Sometimes the obvious bears restating: The communities that electric cooperatives serve must be active participants in creating and managing smart growth.
What is smart growth, and how can co-ops play a part? It starts with a focus on the local community. In most cases, electric co-ops are among the main economic engines in their region. To be in this position and not leverage it for the greater good would essentially be working against our own interests. After all, if the local community does not thrive, what will eventually happen to the co-op?
One key change I would advocate is for rural communities to spend less time and effort chasing out-of-town and out-of-state businesses and more time and effort helping locally owned enterprises. In his book Local Economy Solution, economist Michael Shulman argues that devoting resources to so-called pollinator businesses—local businesses that help grow other local businesses—will achieve a far greater and sustainable impact than wooing national retailers.
Consider Alaska’s Golden Valley Electric Association (GVEA), which borrowed money through the USDA Rural Economic Development Loans and Grant program (REDL&G) to provide financing to create the state’s first community-owned cooperative grocery store in Fairbanks.
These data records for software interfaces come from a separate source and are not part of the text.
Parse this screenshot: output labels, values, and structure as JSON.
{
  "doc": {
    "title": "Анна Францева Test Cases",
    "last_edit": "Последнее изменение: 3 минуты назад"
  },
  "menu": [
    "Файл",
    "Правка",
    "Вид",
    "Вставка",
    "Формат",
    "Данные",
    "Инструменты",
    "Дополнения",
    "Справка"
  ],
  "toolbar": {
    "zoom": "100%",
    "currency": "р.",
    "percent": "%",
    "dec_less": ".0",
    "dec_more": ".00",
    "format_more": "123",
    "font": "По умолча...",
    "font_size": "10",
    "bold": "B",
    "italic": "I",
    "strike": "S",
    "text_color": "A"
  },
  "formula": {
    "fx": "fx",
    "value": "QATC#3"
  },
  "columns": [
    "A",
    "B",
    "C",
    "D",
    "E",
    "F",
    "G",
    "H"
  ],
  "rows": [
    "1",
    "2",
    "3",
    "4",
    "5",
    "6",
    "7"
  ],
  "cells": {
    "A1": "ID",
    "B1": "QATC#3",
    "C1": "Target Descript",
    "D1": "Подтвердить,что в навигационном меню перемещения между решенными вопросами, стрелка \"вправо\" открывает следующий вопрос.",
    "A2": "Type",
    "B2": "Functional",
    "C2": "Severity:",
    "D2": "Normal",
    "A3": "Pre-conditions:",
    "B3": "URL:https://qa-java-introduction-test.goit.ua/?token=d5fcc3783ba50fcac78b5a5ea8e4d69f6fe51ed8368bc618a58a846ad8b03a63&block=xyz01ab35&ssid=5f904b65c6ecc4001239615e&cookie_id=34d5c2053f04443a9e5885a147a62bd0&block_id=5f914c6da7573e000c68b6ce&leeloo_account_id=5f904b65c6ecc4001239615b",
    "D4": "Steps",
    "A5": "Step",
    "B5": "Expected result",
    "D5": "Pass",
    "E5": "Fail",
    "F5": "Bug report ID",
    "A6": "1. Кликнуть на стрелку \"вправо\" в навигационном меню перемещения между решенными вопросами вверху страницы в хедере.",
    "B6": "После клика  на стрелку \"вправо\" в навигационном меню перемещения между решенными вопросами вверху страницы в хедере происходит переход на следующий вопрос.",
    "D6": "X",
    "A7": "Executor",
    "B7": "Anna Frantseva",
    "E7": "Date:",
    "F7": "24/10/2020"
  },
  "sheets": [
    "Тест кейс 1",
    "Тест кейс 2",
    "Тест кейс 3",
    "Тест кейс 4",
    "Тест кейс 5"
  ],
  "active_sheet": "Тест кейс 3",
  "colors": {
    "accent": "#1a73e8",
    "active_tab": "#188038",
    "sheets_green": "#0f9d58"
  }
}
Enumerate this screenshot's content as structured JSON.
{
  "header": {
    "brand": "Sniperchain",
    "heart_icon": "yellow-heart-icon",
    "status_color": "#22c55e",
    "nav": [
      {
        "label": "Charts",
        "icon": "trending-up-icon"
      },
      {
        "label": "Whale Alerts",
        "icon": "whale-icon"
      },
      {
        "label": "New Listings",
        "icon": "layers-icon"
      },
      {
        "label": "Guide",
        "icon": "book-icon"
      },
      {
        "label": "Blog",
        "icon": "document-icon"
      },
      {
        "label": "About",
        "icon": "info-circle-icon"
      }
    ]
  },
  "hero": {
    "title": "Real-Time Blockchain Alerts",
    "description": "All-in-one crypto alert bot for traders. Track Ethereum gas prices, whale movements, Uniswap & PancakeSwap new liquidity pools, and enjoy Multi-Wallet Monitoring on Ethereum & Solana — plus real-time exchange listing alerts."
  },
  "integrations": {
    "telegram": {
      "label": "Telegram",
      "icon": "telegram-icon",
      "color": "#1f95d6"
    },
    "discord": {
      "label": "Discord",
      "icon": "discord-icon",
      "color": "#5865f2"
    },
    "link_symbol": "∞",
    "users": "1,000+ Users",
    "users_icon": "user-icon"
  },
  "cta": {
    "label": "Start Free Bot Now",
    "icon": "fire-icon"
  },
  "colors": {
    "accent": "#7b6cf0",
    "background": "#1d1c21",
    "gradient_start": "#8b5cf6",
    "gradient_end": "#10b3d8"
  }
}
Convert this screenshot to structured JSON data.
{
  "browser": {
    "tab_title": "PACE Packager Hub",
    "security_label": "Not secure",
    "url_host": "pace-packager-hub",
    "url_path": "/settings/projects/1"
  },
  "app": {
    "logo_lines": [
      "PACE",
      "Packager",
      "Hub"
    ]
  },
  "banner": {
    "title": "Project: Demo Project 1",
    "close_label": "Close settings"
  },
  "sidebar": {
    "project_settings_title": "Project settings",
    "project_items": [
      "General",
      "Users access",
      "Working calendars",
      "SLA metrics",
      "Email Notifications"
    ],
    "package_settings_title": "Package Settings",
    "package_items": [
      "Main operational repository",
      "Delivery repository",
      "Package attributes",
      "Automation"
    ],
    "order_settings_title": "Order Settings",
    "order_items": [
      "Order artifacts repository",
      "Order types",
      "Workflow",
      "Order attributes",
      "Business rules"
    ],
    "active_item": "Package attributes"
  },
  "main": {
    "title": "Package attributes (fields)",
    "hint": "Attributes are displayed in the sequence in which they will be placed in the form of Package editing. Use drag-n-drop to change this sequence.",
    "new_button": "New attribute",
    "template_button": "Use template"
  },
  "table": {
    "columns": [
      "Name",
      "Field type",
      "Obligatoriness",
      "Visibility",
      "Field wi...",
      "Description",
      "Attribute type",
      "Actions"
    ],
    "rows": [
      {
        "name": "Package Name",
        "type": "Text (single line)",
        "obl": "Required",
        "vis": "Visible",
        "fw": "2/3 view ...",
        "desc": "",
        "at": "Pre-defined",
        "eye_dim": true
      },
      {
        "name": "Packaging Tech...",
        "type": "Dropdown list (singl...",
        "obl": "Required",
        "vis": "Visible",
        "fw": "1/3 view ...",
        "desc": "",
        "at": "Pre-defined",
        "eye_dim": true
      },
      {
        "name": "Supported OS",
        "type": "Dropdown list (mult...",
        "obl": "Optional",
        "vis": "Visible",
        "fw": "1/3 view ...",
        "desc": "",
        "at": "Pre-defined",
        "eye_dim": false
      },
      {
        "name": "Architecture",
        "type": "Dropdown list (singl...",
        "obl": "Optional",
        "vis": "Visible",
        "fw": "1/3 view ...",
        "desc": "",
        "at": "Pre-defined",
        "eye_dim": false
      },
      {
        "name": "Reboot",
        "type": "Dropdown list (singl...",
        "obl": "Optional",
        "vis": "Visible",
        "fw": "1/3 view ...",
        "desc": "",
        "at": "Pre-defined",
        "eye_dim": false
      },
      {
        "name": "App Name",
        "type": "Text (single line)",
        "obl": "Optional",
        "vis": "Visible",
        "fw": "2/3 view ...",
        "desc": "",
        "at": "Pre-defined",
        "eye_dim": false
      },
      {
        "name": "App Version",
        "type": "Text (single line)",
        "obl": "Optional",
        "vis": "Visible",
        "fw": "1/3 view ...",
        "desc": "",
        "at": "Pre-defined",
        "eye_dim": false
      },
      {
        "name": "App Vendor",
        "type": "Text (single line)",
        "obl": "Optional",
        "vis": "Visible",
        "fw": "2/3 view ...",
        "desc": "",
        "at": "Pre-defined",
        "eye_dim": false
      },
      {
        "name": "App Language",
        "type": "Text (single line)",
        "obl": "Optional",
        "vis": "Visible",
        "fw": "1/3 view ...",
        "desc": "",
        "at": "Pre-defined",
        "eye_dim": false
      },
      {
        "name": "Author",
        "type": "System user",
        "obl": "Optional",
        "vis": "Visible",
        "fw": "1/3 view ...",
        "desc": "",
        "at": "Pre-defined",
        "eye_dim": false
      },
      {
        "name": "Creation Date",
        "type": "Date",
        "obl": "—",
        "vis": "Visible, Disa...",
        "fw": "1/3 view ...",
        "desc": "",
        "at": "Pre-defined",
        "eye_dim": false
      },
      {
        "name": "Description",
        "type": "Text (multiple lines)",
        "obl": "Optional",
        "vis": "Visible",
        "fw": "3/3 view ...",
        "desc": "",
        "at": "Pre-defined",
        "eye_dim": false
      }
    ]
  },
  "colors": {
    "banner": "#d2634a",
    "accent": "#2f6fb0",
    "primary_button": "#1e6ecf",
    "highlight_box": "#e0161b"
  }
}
The store supports local farmers and ranchers, promotes healthy-eating education, and provides more than 20 fulltime jobs.
In North Dakota, Basin Electric donated $50,000 to help a similar food co-op in Bismarck get off the ground. The store contracts with local farmers for fruits, vegetables, and meats. Basin Electric actively encourages its 2,000 employees to join the food co-op and even pays a portion of their membership equity.
If there are any opportunities to start a co-op or help nurture a young co-op already in formation, electric co-ops would be great mentors and advocates. It allows today’s co-op employees to experience what the founders of electric co-ops dealt with 75 years ago. The act of creating a new co-op is inspiring, especially as it grows and becomes successful. It also serves as an amazing learning opportunity for employees and directors.
Sometimes the scope of the problems facing communities can seem so daunting that we choose not to tackle it. In some cases, this may be the correct path, but it should be done with the realization that this means some towns will simply not exist. If your community has had school closures, small businesses shut their doors, or big box stores come in only to flee when profits slip, you know something needs to change.
Communities can continue to chase non-local businesses. Or you can gather the best and brightest around you and look at success stories from other areas. From there, you can make educated decisions that are focused on the long-term value in rebuilding the local cooperative economy. Investing your energy and your cooperative’s energy in a balanced approach to local growth may be contagious, especially when the positive impacts of growth begin to emerge. After all, investing in rural America is the cooperative difference.